:: What to work on ::
The word "RELEASE" marks the lines to find; copy every such line from the data below.

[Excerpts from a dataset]
*** Begin section ***

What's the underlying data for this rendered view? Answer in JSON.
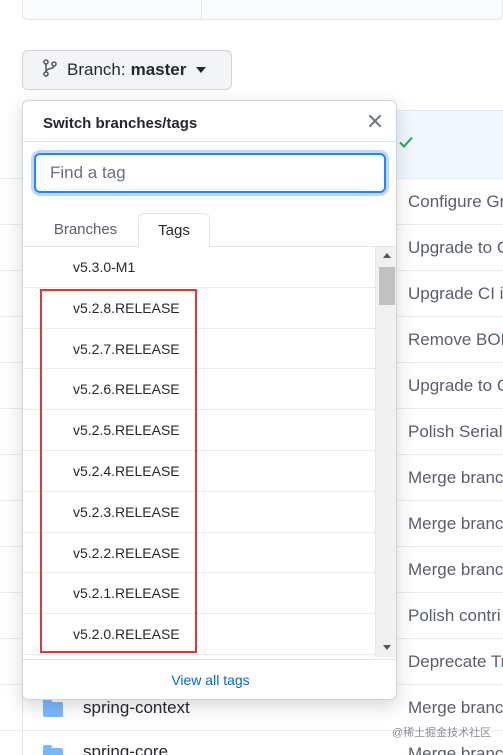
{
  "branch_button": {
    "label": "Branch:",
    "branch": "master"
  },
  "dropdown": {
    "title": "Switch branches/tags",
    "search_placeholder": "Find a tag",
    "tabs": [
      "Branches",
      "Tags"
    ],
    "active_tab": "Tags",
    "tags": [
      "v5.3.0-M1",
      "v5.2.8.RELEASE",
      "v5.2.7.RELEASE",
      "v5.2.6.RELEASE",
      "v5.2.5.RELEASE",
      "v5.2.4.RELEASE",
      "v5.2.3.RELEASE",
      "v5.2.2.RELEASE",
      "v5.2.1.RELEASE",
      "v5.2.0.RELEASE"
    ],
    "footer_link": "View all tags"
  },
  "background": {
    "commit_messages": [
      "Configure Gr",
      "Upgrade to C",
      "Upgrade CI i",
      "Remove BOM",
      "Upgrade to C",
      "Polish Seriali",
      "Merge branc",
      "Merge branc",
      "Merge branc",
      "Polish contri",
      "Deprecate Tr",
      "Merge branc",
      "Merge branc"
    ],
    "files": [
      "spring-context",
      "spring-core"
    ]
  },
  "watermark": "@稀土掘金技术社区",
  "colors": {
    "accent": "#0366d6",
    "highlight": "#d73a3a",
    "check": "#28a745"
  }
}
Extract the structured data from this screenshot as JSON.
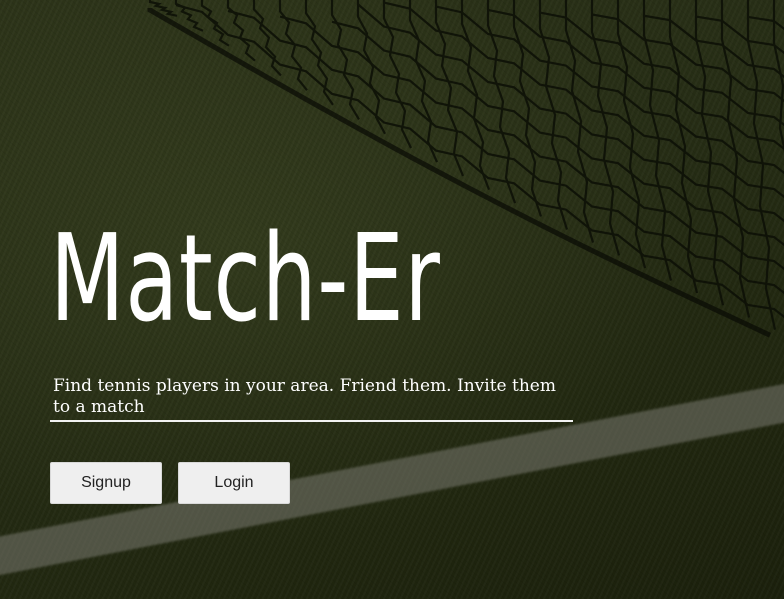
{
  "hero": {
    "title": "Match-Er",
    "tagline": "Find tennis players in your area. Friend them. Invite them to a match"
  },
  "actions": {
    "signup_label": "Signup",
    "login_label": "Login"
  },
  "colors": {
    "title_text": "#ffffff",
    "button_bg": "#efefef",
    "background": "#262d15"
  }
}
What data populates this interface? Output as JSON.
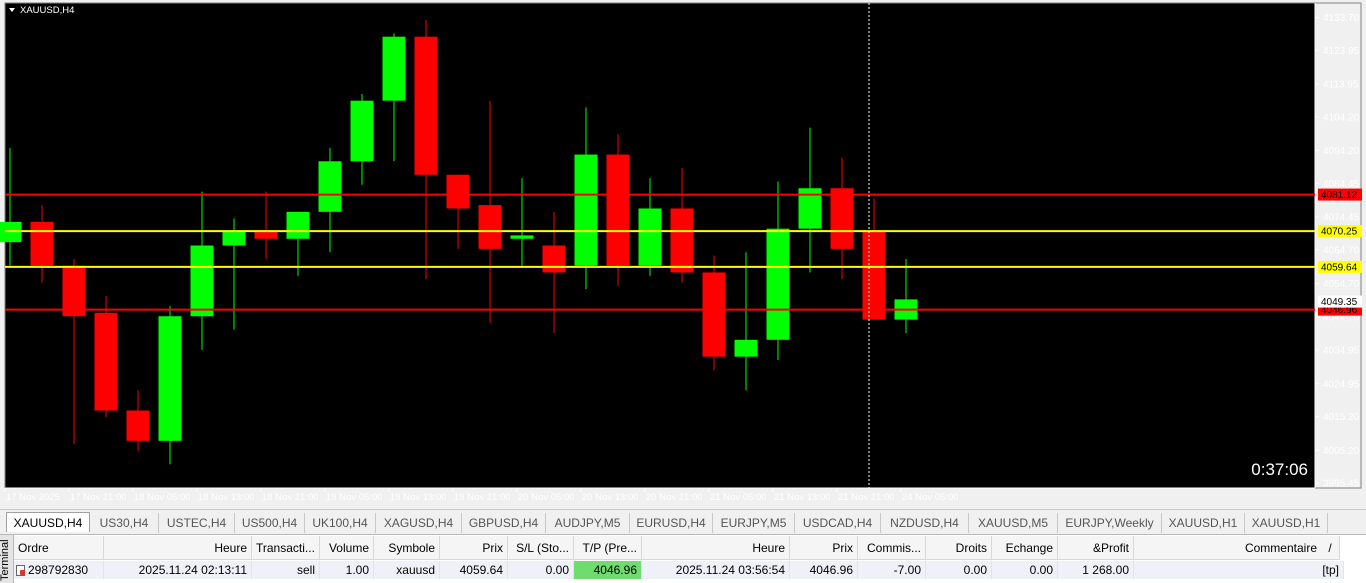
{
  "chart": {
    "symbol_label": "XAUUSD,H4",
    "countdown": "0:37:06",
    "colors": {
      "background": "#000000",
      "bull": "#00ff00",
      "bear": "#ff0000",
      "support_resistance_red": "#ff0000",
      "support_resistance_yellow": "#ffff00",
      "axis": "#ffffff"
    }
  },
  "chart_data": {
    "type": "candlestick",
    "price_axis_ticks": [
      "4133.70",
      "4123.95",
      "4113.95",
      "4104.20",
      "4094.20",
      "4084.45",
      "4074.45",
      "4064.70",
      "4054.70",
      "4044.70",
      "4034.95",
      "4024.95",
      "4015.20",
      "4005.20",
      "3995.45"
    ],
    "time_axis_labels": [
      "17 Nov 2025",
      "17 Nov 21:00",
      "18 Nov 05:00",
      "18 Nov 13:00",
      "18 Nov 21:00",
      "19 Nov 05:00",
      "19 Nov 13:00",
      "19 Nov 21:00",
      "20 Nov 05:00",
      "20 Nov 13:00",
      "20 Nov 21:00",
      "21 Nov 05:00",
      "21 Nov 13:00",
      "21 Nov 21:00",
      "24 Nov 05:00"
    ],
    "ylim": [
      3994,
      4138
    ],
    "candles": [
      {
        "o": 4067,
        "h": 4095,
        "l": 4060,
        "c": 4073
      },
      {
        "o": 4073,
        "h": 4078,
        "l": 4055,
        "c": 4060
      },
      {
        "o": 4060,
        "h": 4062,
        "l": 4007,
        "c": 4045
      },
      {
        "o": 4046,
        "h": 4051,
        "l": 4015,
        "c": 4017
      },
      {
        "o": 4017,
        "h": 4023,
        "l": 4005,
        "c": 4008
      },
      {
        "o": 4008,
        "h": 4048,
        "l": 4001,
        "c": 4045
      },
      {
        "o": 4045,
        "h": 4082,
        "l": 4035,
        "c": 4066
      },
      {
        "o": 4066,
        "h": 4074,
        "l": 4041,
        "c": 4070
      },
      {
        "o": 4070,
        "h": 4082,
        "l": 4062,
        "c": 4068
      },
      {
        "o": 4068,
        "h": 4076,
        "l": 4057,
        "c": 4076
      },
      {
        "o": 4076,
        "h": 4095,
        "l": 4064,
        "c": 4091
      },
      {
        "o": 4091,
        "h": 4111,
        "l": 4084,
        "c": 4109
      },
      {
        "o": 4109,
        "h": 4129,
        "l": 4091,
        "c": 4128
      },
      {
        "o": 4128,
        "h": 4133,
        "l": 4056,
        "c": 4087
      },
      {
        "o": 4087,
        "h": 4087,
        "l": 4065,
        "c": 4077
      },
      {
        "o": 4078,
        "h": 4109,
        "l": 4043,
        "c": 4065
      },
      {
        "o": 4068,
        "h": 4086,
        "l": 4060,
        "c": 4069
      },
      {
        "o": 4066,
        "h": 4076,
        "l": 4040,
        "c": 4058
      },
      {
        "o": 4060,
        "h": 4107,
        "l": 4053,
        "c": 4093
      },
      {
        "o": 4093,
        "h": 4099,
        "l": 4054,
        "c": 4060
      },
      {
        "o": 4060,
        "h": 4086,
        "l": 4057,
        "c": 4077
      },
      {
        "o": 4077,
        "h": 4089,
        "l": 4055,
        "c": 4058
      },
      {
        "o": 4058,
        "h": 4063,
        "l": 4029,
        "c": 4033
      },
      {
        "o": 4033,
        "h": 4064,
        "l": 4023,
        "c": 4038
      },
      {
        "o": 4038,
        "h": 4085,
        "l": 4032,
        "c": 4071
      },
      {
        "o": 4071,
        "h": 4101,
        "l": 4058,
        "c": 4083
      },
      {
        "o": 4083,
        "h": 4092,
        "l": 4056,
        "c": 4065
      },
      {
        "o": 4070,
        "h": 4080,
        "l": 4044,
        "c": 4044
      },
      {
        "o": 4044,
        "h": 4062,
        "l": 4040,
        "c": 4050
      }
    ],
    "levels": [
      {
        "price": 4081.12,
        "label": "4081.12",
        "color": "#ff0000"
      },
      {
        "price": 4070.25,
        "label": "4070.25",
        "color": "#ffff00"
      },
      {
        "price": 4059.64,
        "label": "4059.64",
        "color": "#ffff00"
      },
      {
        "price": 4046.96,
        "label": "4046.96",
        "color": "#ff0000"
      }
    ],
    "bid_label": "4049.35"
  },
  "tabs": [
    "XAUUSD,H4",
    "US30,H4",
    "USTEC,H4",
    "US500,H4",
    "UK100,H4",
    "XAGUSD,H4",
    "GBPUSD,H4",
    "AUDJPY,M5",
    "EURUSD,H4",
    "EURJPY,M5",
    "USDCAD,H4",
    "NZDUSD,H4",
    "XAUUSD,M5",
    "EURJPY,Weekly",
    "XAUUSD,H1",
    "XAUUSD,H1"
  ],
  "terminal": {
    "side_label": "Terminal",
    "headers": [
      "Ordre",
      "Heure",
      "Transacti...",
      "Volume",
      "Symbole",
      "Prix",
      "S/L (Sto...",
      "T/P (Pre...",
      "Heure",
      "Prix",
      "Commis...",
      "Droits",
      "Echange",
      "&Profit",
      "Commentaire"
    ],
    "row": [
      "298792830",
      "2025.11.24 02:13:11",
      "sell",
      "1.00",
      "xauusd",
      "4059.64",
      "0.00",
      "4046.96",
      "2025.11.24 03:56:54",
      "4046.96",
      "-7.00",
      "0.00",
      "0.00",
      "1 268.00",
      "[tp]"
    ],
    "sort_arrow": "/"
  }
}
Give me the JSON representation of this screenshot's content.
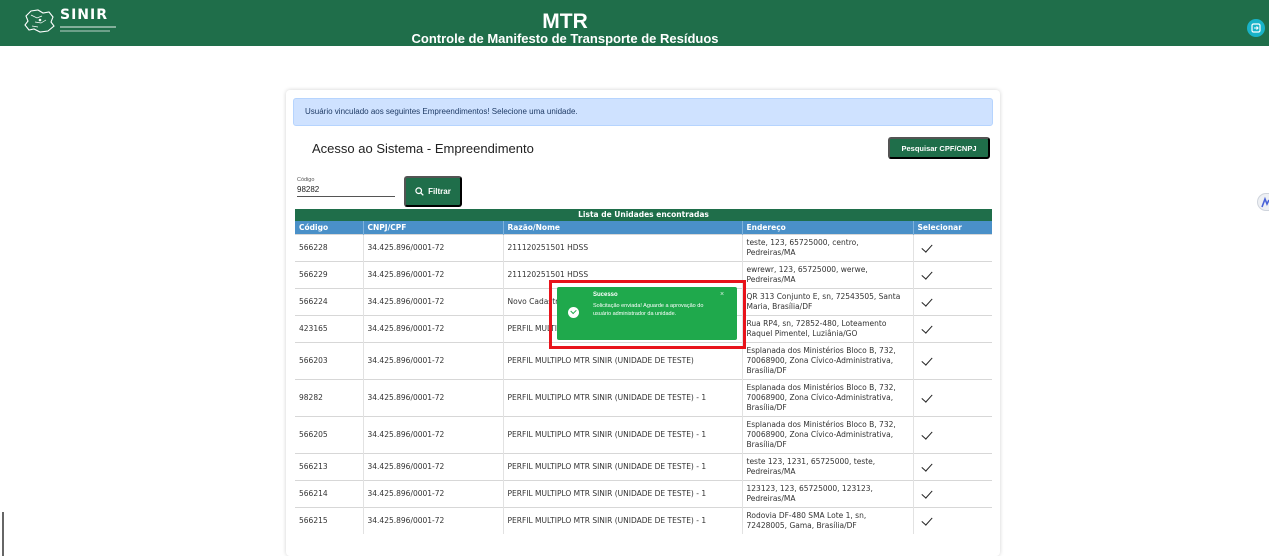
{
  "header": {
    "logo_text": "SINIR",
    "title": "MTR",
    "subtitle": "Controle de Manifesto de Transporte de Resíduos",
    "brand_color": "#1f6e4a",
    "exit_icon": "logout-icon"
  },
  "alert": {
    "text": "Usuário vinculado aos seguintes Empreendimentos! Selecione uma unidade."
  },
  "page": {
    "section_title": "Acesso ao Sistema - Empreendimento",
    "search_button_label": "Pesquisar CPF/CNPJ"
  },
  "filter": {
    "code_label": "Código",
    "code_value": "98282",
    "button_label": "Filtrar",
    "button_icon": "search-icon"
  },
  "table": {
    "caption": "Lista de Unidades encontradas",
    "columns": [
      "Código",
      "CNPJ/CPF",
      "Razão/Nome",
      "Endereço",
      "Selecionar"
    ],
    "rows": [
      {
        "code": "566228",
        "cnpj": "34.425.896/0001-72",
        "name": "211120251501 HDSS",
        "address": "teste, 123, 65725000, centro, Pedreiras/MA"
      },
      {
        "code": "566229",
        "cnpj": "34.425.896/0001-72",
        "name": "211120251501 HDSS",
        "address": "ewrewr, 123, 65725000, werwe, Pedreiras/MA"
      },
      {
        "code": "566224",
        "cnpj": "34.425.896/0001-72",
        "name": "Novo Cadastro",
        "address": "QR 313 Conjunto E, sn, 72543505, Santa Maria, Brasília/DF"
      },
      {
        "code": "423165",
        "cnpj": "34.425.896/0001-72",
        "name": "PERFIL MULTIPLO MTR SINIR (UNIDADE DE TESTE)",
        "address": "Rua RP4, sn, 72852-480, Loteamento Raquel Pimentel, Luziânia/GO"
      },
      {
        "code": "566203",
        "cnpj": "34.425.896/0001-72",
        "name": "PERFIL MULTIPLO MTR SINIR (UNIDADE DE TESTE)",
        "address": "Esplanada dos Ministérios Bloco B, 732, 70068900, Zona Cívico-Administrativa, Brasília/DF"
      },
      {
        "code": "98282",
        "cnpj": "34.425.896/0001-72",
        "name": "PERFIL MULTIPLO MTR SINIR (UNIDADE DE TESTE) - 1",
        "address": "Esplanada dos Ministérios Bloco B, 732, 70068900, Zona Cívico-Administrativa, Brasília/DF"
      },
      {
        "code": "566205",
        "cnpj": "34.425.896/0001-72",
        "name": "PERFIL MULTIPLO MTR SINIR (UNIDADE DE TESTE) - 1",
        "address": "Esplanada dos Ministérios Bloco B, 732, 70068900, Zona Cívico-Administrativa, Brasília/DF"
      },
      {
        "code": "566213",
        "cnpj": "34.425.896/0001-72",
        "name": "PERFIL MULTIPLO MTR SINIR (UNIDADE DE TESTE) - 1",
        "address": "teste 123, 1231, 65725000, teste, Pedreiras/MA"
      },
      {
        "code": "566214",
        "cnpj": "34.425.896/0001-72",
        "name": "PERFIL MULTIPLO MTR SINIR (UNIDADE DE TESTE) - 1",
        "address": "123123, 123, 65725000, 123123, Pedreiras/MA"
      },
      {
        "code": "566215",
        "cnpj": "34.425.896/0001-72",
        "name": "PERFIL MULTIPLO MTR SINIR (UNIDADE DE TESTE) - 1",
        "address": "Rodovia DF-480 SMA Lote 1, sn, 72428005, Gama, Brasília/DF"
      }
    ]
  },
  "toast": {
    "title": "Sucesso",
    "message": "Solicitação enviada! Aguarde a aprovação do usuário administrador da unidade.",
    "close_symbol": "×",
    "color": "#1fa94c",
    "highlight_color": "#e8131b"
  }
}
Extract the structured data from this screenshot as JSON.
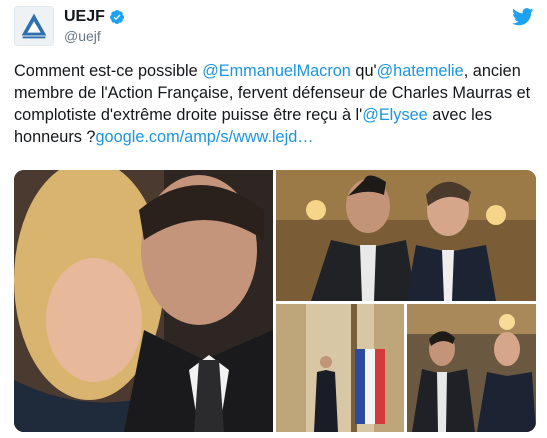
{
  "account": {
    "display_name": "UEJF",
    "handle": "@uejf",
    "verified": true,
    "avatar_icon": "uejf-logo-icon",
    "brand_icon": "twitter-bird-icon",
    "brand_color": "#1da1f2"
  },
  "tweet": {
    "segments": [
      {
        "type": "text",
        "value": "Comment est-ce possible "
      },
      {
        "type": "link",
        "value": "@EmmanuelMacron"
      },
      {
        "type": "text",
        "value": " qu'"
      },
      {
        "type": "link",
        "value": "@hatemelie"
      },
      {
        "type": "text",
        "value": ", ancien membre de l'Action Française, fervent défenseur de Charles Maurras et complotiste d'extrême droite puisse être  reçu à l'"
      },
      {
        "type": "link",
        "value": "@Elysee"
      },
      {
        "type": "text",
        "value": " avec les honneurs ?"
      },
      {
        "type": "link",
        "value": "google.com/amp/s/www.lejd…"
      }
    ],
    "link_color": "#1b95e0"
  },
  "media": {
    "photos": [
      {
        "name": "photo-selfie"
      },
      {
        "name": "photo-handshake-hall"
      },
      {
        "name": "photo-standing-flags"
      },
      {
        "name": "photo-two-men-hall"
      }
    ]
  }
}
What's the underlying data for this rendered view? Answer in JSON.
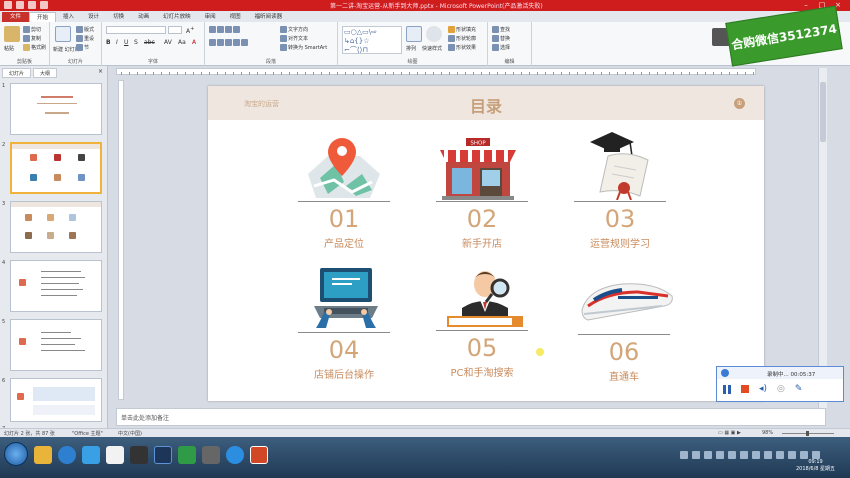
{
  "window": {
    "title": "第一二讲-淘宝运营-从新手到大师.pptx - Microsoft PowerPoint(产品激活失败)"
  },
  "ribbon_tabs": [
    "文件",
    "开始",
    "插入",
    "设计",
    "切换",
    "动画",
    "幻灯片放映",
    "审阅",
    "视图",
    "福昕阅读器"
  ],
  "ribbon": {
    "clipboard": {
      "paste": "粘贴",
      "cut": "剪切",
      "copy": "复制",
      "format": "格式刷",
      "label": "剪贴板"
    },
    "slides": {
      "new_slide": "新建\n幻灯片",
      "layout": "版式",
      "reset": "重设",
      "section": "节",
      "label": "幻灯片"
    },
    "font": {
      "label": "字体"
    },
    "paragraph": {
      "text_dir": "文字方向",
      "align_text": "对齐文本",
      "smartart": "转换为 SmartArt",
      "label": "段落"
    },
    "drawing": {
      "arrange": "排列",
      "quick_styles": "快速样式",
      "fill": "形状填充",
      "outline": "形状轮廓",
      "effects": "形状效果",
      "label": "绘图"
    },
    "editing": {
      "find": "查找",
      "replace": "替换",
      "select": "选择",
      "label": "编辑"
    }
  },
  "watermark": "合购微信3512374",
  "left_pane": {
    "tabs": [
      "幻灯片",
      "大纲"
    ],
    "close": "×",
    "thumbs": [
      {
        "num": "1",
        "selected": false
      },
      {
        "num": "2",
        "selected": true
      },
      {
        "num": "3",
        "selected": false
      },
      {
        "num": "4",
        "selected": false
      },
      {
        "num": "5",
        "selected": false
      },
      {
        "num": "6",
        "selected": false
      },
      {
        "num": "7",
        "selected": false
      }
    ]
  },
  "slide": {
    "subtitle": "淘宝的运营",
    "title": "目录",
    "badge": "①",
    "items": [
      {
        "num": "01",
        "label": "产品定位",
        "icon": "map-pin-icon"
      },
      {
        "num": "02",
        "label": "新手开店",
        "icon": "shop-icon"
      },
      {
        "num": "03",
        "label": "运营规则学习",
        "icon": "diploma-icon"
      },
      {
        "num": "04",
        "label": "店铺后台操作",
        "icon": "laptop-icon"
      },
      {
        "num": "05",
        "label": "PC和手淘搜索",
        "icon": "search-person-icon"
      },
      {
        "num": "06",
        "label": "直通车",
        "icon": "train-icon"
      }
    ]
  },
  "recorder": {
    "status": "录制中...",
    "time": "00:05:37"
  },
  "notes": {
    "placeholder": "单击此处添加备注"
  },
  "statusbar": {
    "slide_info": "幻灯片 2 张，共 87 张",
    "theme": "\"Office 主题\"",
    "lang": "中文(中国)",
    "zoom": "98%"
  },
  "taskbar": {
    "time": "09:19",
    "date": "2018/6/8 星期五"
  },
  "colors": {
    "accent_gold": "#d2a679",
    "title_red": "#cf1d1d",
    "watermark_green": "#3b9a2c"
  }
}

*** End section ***

:: Exercise solution ::
      "v5.2.8.RELEASE",
      "v5.2.7.RELEASE",
      "v5.2.6.RELEASE",
      "v5.2.5.RELEASE",
      "v5.2.4.RELEASE",
      "v5.2.3.RELEASE",
      "v5.2.2.RELEASE",
      "v5.2.1.RELEASE",
      "v5.2.0.RELEASE"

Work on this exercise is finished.